··· LISTED RECORDS
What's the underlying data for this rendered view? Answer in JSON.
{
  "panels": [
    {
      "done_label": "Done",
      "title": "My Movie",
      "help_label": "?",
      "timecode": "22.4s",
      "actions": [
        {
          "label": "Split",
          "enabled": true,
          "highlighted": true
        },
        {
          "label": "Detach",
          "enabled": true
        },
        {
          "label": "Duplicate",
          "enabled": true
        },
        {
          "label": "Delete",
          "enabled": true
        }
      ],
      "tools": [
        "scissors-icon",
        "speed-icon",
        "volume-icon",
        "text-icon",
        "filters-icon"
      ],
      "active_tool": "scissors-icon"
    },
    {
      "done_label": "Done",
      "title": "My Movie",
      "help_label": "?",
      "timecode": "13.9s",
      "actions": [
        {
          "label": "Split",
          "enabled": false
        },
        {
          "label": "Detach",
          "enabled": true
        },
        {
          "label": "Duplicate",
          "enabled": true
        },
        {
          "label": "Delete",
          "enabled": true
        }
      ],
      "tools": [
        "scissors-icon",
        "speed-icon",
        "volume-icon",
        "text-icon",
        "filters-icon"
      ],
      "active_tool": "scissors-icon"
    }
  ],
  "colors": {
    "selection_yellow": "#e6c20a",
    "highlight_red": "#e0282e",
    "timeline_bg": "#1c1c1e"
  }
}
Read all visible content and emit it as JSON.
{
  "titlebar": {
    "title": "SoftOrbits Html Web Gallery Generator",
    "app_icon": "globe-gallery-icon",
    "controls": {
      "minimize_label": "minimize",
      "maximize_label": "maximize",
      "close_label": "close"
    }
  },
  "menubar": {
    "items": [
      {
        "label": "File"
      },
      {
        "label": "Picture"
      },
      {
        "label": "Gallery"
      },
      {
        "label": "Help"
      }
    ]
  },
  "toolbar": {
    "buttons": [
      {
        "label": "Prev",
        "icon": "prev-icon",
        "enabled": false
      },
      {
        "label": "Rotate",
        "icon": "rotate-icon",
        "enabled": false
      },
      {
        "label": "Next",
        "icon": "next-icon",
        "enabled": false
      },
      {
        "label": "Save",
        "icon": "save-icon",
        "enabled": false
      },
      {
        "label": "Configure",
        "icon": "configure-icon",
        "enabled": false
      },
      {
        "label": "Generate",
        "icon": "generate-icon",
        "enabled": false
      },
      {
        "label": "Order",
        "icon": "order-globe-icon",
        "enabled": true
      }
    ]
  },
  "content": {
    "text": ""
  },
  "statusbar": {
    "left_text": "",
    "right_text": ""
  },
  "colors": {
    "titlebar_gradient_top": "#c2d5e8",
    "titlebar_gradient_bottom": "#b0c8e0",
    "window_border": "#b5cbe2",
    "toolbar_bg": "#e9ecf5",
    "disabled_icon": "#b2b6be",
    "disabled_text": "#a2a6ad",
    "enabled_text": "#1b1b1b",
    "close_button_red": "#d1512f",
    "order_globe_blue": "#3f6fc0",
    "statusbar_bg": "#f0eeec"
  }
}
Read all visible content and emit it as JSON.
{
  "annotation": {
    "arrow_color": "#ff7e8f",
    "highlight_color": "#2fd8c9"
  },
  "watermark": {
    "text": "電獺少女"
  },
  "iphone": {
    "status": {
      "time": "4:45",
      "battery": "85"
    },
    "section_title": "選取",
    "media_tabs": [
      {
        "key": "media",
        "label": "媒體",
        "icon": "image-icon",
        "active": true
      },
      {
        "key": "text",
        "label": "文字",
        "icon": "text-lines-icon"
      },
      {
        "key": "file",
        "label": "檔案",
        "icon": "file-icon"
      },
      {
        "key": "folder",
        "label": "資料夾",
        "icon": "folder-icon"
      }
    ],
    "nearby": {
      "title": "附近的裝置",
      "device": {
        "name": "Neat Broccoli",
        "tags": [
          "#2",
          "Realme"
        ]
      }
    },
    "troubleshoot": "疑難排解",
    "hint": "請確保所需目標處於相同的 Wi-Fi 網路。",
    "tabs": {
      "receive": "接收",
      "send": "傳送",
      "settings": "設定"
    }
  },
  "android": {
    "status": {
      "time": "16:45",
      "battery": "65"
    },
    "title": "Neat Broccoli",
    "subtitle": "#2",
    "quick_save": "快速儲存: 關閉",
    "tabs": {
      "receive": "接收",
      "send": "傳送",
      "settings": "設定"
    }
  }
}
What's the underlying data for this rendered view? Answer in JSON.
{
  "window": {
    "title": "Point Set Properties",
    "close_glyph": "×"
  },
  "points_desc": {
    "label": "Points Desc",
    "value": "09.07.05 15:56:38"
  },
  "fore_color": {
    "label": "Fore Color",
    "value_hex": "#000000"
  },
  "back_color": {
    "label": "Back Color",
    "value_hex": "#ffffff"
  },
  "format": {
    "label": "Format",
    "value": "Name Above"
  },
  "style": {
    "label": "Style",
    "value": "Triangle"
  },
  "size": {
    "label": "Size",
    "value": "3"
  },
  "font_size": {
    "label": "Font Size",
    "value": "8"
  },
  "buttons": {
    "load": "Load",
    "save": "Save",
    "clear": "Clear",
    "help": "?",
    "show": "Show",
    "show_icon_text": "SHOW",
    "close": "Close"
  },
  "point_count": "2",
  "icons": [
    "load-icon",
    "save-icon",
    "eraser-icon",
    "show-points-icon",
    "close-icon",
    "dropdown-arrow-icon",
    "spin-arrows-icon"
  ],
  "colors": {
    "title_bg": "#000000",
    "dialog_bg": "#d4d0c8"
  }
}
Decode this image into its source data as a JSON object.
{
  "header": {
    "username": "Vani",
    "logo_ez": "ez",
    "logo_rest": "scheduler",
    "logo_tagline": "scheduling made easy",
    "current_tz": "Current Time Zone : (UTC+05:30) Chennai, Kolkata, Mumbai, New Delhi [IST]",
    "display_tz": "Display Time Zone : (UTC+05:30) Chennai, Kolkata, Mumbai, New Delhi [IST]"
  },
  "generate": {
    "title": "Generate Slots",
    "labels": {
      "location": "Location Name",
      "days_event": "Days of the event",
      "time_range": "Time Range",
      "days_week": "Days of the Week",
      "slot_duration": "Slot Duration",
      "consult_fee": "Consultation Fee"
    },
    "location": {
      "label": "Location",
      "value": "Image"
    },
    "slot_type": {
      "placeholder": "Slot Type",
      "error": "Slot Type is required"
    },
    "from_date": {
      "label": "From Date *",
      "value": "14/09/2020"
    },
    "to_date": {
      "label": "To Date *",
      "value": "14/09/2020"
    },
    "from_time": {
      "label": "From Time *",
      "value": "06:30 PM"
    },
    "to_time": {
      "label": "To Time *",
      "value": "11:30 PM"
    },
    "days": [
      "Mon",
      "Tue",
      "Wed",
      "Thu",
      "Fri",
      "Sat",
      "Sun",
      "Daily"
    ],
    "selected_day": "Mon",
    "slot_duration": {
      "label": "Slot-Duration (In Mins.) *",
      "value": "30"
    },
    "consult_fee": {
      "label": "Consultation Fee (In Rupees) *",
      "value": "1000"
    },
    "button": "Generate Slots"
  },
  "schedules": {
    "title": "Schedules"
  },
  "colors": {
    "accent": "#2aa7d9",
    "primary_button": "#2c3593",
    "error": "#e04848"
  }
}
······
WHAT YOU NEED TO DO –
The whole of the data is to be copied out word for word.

RESPONSE FOR THIS EXERCISE –
What's the underlying data for this rendered view? Answer in JSON.
{
  "panels": [
    {
      "done_label": "Done",
      "title": "My Movie",
      "help_label": "?",
      "timecode": "22.4s",
      "actions": [
        {
          "label": "Split",
          "enabled": true,
          "highlighted": true
        },
        {
          "label": "Detach",
          "enabled": true
        },
        {
          "label": "Duplicate",
          "enabled": true
        },
        {
          "label": "Delete",
          "enabled": true
        }
      ],
      "tools": [
        "scissors-icon",
        "speed-icon",
        "volume-icon",
        "text-icon",
        "filters-icon"
      ],
      "active_tool": "scissors-icon"
    },
    {
      "done_label": "Done",
      "title": "My Movie",
      "help_label": "?",
      "timecode": "13.9s",
      "actions": [
        {
          "label": "Split",
          "enabled": false
        },
        {
          "label": "Detach",
          "enabled": true
        },
        {
          "label": "Duplicate",
          "enabled": true
        },
        {
          "label": "Delete",
          "enabled": true
        }
      ],
      "tools": [
        "scissors-icon",
        "speed-icon",
        "volume-icon",
        "text-icon",
        "filters-icon"
      ],
      "active_tool": "scissors-icon"
    }
  ],
  "colors": {
    "selection_yellow": "#e6c20a",
    "highlight_red": "#e0282e",
    "timeline_bg": "#1c1c1e"
  }
}
Read all visible content and emit it as JSON.
{
  "titlebar": {
    "title": "SoftOrbits Html Web Gallery Generator",
    "app_icon": "globe-gallery-icon",
    "controls": {
      "minimize_label": "minimize",
      "maximize_label": "maximize",
      "close_label": "close"
    }
  },
  "menubar": {
    "items": [
      {
        "label": "File"
      },
      {
        "label": "Picture"
      },
      {
        "label": "Gallery"
      },
      {
        "label": "Help"
      }
    ]
  },
  "toolbar": {
    "buttons": [
      {
        "label": "Prev",
        "icon": "prev-icon",
        "enabled": false
      },
      {
        "label": "Rotate",
        "icon": "rotate-icon",
        "enabled": false
      },
      {
        "label": "Next",
        "icon": "next-icon",
        "enabled": false
      },
      {
        "label": "Save",
        "icon": "save-icon",
        "enabled": false
      },
      {
        "label": "Configure",
        "icon": "configure-icon",
        "enabled": false
      },
      {
        "label": "Generate",
        "icon": "generate-icon",
        "enabled": false
      },
      {
        "label": "Order",
        "icon": "order-globe-icon",
        "enabled": true
      }
    ]
  },
  "content": {
    "text": ""
  },
  "statusbar": {
    "left_text": "",
    "right_text": ""
  },
  "colors": {
    "titlebar_gradient_top": "#c2d5e8",
    "titlebar_gradient_bottom": "#b0c8e0",
    "window_border": "#b5cbe2",
    "toolbar_bg": "#e9ecf5",
    "disabled_icon": "#b2b6be",
    "disabled_text": "#a2a6ad",
    "enabled_text": "#1b1b1b",
    "close_button_red": "#d1512f",
    "order_globe_blue": "#3f6fc0",
    "statusbar_bg": "#f0eeec"
  }
}
Read all visible content and emit it as JSON.
{
  "annotation": {
    "arrow_color": "#ff7e8f",
    "highlight_color": "#2fd8c9"
  },
  "watermark": {
    "text": "電獺少女"
  },
  "iphone": {
    "status": {
      "time": "4:45",
      "battery": "85"
    },
    "section_title": "選取",
    "media_tabs": [
      {
        "key": "media",
        "label": "媒體",
        "icon": "image-icon",
        "active": true
      },
      {
        "key": "text",
        "label": "文字",
        "icon": "text-lines-icon"
      },
      {
        "key": "file",
        "label": "檔案",
        "icon": "file-icon"
      },
      {
        "key": "folder",
        "label": "資料夾",
        "icon": "folder-icon"
      }
    ],
    "nearby": {
      "title": "附近的裝置",
      "device": {
        "name": "Neat Broccoli",
        "tags": [
          "#2",
          "Realme"
        ]
      }
    },
    "troubleshoot": "疑難排解",
    "hint": "請確保所需目標處於相同的 Wi-Fi 網路。",
    "tabs": {
      "receive": "接收",
      "send": "傳送",
      "settings": "設定"
    }
  },
  "android": {
    "status": {
      "time": "16:45",
      "battery": "65"
    },
    "title": "Neat Broccoli",
    "subtitle": "#2",
    "quick_save": "快速儲存: 關閉",
    "tabs": {
      "receive": "接收",
      "send": "傳送",
      "settings": "設定"
    }
  }
}
What's the underlying data for this rendered view? Answer in JSON.
{
  "window": {
    "title": "Point Set Properties",
    "close_glyph": "×"
  },
  "points_desc": {
    "label": "Points Desc",
    "value": "09.07.05 15:56:38"
  },
  "fore_color": {
    "label": "Fore Color",
    "value_hex": "#000000"
  },
  "back_color": {
    "label": "Back Color",
    "value_hex": "#ffffff"
  },
  "format": {
    "label": "Format",
    "value": "Name Above"
  },
  "style": {
    "label": "Style",
    "value": "Triangle"
  },
  "size": {
    "label": "Size",
    "value": "3"
  },
  "font_size": {
    "label": "Font Size",
    "value": "8"
  },
  "buttons": {
    "load": "Load",
    "save": "Save",
    "clear": "Clear",
    "help": "?",
    "show": "Show",
    "show_icon_text": "SHOW",
    "close": "Close"
  },
  "point_count": "2",
  "icons": [
    "load-icon",
    "save-icon",
    "eraser-icon",
    "show-points-icon",
    "close-icon",
    "dropdown-arrow-icon",
    "spin-arrows-icon"
  ],
  "colors": {
    "title_bg": "#000000",
    "dialog_bg": "#d4d0c8"
  }
}
Decode this image into its source data as a JSON object.
{
  "header": {
    "username": "Vani",
    "logo_ez": "ez",
    "logo_rest": "scheduler",
    "logo_tagline": "scheduling made easy",
    "current_tz": "Current Time Zone : (UTC+05:30) Chennai, Kolkata, Mumbai, New Delhi [IST]",
    "display_tz": "Display Time Zone : (UTC+05:30) Chennai, Kolkata, Mumbai, New Delhi [IST]"
  },
  "generate": {
    "title": "Generate Slots",
    "labels": {
      "location": "Location Name",
      "days_event": "Days of the event",
      "time_range": "Time Range",
      "days_week": "Days of the Week",
      "slot_duration": "Slot Duration",
      "consult_fee": "Consultation Fee"
    },
    "location": {
      "label": "Location",
      "value": "Image"
    },
    "slot_type": {
      "placeholder": "Slot Type",
      "error": "Slot Type is required"
    },
    "from_date": {
      "label": "From Date *",
      "value": "14/09/2020"
    },
    "to_date": {
      "label": "To Date *",
      "value": "14/09/2020"
    },
    "from_time": {
      "label": "From Time *",
      "value": "06:30 PM"
    },
    "to_time": {
      "label": "To Time *",
      "value": "11:30 PM"
    },
    "days": [
      "Mon",
      "Tue",
      "Wed",
      "Thu",
      "Fri",
      "Sat",
      "Sun",
      "Daily"
    ],
    "selected_day": "Mon",
    "slot_duration": {
      "label": "Slot-Duration (In Mins.) *",
      "value": "30"
    },
    "consult_fee": {
      "label": "Consultation Fee (In Rupees) *",
      "value": "1000"
    },
    "button": "Generate Slots"
  },
  "schedules": {
    "title": "Schedules"
  },
  "colors": {
    "accent": "#2aa7d9",
    "primary_button": "#2c3593",
    "error": "#e04848"
  }
}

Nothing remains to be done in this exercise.